Third class also features South’s first African-American female surgeon, ’72 Nobel winner, St Jude’s first CEO

Nashville Post | Staff Reports

The Tennessee Health Care Hall of Fame on Tuesday announced the addition of a six-member 2017 class at a luncheon on Belmont University’s campus. The group grows the total number of Hall of Fame members to 20.

This year’s honorees were chosen by a selection committee from more than 30 highly qualified nominees and represent some of Tennessee’s most prominent health and health care pioneers, leaders and innovators. They are:

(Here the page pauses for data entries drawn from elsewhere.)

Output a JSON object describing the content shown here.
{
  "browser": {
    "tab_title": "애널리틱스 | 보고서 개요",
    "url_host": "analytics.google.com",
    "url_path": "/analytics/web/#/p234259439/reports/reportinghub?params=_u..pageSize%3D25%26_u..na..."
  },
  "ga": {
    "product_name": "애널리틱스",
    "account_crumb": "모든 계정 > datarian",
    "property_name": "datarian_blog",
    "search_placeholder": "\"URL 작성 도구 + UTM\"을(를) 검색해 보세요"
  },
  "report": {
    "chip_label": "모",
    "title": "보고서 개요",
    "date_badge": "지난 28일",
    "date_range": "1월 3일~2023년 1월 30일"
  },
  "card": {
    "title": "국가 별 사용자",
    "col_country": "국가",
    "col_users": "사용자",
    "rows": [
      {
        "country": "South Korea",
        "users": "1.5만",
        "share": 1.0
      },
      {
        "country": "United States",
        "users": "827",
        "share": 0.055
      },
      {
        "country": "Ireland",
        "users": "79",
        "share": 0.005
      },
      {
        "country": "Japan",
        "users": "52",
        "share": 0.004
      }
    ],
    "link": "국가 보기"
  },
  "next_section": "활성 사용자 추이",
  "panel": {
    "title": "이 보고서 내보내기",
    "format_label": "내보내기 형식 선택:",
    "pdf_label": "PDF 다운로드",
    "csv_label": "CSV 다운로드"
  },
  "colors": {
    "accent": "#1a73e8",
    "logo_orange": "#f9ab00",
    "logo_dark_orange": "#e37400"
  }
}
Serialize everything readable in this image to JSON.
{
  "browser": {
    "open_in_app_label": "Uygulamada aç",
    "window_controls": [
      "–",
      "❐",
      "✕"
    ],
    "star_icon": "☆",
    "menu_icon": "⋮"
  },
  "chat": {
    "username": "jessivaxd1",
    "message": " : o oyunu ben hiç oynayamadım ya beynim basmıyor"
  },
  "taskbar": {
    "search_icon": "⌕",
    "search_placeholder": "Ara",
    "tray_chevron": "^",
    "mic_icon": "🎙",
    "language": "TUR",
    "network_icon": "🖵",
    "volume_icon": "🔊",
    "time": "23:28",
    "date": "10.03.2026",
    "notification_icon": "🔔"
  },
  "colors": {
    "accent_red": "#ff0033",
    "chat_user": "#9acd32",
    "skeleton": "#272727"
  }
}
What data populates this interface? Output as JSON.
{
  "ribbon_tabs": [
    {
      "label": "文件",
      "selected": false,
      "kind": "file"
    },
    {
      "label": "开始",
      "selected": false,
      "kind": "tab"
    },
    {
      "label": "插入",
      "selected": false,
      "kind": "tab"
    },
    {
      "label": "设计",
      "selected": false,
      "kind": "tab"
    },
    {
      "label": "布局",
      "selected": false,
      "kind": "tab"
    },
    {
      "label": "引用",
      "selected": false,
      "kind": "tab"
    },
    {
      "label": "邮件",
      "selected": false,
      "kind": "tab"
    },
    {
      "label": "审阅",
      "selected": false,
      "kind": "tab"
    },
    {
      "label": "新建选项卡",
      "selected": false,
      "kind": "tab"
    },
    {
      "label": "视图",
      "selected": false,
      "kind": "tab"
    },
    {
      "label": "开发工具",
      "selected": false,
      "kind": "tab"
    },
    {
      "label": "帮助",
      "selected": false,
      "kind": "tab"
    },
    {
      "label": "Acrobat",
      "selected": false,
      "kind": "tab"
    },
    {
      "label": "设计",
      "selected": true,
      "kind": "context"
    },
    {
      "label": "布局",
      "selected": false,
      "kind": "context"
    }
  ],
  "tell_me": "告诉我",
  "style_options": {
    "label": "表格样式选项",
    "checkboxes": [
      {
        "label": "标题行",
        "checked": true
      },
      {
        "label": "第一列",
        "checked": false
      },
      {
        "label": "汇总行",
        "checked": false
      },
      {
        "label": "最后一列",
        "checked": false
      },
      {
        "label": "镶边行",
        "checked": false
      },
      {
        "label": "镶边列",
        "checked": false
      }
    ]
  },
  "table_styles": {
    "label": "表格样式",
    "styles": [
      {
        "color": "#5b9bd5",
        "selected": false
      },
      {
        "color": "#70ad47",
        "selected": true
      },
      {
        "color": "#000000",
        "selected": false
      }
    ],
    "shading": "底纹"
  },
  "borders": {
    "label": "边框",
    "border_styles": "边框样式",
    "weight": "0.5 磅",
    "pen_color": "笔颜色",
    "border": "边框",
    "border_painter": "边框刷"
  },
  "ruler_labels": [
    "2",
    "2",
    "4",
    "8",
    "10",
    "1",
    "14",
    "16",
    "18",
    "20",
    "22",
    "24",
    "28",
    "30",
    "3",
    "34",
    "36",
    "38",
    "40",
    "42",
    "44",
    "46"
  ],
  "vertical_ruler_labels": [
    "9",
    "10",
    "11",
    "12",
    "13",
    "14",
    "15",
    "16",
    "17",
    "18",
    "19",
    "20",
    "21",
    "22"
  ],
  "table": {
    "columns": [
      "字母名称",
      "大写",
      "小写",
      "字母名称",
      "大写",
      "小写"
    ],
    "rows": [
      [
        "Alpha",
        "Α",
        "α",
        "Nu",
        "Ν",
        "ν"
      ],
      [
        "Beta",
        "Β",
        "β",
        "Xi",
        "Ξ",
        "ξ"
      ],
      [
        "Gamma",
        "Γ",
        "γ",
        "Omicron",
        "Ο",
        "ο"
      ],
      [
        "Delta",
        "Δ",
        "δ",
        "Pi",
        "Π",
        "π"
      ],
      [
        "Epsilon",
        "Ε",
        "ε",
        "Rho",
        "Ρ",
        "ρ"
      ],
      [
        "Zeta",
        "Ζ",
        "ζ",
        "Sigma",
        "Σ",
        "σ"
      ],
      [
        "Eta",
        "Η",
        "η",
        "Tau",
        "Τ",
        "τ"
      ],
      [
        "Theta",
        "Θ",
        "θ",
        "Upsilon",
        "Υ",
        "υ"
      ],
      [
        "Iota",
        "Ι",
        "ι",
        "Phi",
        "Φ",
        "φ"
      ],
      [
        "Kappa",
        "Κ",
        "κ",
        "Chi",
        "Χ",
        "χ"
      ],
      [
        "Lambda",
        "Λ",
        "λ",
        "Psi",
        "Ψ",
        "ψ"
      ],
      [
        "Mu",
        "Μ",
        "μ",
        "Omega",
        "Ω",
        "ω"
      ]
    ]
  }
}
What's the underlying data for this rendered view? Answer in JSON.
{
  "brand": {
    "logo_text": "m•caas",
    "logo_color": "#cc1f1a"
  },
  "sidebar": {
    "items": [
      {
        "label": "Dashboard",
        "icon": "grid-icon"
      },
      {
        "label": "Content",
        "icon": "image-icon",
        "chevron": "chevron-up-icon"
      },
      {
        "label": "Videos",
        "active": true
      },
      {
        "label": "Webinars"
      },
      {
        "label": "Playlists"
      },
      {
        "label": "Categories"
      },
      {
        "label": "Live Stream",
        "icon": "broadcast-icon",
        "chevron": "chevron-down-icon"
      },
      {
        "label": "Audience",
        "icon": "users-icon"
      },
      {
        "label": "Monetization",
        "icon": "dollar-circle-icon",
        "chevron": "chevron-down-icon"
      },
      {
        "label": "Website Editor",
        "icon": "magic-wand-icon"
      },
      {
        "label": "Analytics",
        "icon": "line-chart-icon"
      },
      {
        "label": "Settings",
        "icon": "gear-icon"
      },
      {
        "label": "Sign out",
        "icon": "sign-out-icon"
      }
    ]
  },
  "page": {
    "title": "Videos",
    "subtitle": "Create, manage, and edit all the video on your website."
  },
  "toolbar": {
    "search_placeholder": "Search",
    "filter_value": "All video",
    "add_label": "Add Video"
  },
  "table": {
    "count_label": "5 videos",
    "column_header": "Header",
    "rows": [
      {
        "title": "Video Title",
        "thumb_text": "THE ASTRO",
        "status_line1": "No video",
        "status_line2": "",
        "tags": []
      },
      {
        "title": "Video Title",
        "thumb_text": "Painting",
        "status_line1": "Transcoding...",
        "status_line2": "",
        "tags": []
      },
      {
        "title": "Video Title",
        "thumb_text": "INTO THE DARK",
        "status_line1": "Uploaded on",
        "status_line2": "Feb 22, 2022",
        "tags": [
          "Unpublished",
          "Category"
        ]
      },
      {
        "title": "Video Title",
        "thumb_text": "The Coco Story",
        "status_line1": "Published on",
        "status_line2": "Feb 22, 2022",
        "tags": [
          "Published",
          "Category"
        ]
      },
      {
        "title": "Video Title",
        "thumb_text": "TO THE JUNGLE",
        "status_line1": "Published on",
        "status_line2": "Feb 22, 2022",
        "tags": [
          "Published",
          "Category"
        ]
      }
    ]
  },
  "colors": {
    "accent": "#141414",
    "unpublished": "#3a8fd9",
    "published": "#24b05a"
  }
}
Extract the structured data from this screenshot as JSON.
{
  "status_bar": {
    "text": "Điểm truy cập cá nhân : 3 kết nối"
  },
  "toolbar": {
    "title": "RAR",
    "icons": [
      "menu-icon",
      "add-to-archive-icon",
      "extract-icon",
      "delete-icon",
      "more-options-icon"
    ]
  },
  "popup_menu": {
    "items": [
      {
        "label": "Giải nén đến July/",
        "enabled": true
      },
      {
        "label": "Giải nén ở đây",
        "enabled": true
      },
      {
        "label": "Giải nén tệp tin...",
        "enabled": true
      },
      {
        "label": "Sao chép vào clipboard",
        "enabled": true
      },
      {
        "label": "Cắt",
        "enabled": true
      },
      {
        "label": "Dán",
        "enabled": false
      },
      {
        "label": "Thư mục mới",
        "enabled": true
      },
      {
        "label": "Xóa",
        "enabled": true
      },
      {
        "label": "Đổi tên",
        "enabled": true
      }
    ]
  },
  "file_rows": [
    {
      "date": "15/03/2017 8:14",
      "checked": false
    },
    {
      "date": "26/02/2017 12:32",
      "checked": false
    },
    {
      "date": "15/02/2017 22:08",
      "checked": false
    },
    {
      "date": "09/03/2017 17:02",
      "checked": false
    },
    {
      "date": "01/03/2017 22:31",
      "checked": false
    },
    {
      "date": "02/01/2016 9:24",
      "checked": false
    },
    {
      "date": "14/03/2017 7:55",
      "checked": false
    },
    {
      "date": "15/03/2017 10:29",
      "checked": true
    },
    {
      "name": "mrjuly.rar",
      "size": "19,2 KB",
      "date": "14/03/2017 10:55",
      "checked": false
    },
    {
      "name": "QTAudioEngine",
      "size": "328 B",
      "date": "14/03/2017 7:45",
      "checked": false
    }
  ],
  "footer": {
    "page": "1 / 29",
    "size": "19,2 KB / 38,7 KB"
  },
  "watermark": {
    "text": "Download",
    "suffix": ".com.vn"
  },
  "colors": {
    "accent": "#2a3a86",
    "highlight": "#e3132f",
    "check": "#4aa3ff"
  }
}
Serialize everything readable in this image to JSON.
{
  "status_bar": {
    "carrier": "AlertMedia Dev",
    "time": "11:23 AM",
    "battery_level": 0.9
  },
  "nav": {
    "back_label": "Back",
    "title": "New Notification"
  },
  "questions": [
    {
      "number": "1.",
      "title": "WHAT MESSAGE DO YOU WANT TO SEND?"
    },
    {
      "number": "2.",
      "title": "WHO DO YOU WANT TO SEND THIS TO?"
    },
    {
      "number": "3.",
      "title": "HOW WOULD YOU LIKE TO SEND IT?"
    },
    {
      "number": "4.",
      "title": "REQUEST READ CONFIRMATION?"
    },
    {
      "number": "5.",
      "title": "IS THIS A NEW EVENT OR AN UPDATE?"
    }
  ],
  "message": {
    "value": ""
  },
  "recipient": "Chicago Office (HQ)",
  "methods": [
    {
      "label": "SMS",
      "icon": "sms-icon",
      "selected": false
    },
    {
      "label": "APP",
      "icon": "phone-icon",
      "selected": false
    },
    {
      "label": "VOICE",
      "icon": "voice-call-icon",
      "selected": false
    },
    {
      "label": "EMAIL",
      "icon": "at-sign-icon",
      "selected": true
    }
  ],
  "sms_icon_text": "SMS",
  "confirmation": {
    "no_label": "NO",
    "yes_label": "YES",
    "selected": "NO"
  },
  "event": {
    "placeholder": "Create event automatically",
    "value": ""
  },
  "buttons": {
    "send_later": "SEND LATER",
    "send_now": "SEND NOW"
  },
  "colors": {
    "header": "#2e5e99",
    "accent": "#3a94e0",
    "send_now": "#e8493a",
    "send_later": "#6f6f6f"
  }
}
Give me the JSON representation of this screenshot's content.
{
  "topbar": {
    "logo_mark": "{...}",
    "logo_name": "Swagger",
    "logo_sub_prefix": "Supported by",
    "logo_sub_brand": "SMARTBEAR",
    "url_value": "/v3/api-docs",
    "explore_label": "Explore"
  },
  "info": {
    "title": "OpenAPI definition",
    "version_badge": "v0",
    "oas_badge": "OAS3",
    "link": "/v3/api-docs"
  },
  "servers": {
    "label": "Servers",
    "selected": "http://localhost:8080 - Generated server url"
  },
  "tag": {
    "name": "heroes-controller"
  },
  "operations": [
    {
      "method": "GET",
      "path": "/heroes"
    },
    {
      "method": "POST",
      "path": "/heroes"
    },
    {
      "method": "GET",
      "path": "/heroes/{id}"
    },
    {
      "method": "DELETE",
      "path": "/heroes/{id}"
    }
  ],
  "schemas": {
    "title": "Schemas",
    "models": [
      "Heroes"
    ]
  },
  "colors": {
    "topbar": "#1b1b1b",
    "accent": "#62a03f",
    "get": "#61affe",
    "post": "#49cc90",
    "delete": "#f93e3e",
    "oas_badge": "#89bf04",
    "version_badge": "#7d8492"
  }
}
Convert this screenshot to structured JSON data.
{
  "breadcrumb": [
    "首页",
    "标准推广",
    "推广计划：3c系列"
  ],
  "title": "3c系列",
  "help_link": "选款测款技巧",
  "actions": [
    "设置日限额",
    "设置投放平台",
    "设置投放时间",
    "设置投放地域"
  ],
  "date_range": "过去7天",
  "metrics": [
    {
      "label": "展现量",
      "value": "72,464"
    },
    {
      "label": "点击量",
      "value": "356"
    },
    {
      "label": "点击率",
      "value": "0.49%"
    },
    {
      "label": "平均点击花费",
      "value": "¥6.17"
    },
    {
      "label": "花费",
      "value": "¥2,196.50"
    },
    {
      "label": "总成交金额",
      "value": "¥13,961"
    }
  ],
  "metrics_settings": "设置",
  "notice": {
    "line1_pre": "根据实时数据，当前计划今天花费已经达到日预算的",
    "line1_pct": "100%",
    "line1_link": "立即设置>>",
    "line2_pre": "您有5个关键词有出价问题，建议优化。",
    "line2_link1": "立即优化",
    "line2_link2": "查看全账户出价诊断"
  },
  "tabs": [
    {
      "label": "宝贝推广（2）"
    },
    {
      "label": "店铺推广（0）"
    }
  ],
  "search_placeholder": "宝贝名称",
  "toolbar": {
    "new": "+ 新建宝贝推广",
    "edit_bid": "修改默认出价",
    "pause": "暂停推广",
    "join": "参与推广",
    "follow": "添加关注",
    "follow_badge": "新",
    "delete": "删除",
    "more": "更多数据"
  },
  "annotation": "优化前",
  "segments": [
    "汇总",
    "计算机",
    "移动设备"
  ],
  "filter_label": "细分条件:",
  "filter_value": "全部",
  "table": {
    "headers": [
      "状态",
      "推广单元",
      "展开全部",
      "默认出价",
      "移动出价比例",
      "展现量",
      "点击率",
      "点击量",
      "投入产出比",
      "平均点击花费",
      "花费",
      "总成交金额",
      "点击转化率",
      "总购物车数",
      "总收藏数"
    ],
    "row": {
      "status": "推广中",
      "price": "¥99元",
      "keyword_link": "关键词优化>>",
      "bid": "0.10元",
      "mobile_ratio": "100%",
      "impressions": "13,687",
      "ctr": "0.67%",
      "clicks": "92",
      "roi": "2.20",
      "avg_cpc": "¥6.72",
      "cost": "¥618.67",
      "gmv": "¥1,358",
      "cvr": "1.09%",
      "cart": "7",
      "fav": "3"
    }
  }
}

  • Dr. Dorothy Lavinia Brown, the first African-American female surgeon in the south, a Tennessee House of Representatives and General Assembly Member, a longtime educator and chief of surgery at Riverside Hospital and clinical professor of surgery at Meharry Medical College and an advocate for women’s health, rights and education
  • Dr. William “Bill” Frist, a former U.S. Senator and Majority Leader, founder of the Vanderbilt Transplant Center, the first heart and lung transplant surgeon at Vanderbilt, the founder of Hope Through Healing Hands and NashvilleHealth and a senior fellow at the Bipartisan Policy Center
  • Joel Gordon, a 47-year health care veteran who introduced physician ownership/joint ventures as a business structure, the founder of GeneralCare and Surgical Care Associates, a co-founder of HealthWise of America and owner of Gordon Group Investment Management
  • Dr. Harry Jacobson, a physician, entrepreneur and investor who founded or co-founded eight companies, a past Chair of the Nashville Health Care Council board of directors, an executive-in-residence at Belmont University’s Jack C. Massey College of Business, a past vice chancellor for health affairs at Vanderbilt University and former CEO of Vanderbilt University Medical Center
  • Dr. Stanford Moore, a graduate of the University School of Nashville and Vanderbilt University and the recipient of the Nobel Prize for Chemistry in 1972 for his work with proteins and their composition, which informed decades of scientific work surrounding disease and drug discovery
  • Dr. Donald Pinkel, the first director and CEO of St. Jude Children’s Research Hospital, recipient of the Lasker Award for Medical Research, the Kettering Prize for Cancer Research and the Pollin Prize for Pediatric Research and leader of the development of the first treatment for childhood acute lymphoblastic leukemia

“This impressive group of inductees represents some of our state’s greatest talent,” said Hayley Hovious, president of the Nashville Health Care Council. “With individuals from all across Tennessee who have made a significant impact on their communities through their work as leaders, politicians, practitioners, scientists, philanthropists and innovators, the Hall of Fame is honored to induct such a deserving group of health care heroes.”

The Hall of Fame, which was created by Belmont and the McWhorter Society as well as the Health Care Council as a founding partner, will induct these individuals at a ceremony in October. For more info about past classes, see:

“One of the things I am incredibly grateful for is Belmont’s placement in Tennessee — a state that is widely recognized as a central hub for health care in the United States, with Nashville at the helm,” Belmont’s President Dr. Bob Fisher said. “Our community continues to see the efforts of so many as individuals and organizations take significant strides towards shaping and advancing the health and health care industries. Meanwhile, Belmont continues to play an increasingly significant role in undergraduate, graduate and executive health care education.”

http://www.nashvillepost.com/business/health-care/article/20860106/frist-gordon-jacobson-among-tennessee-health-care-hall-of-fame-inductees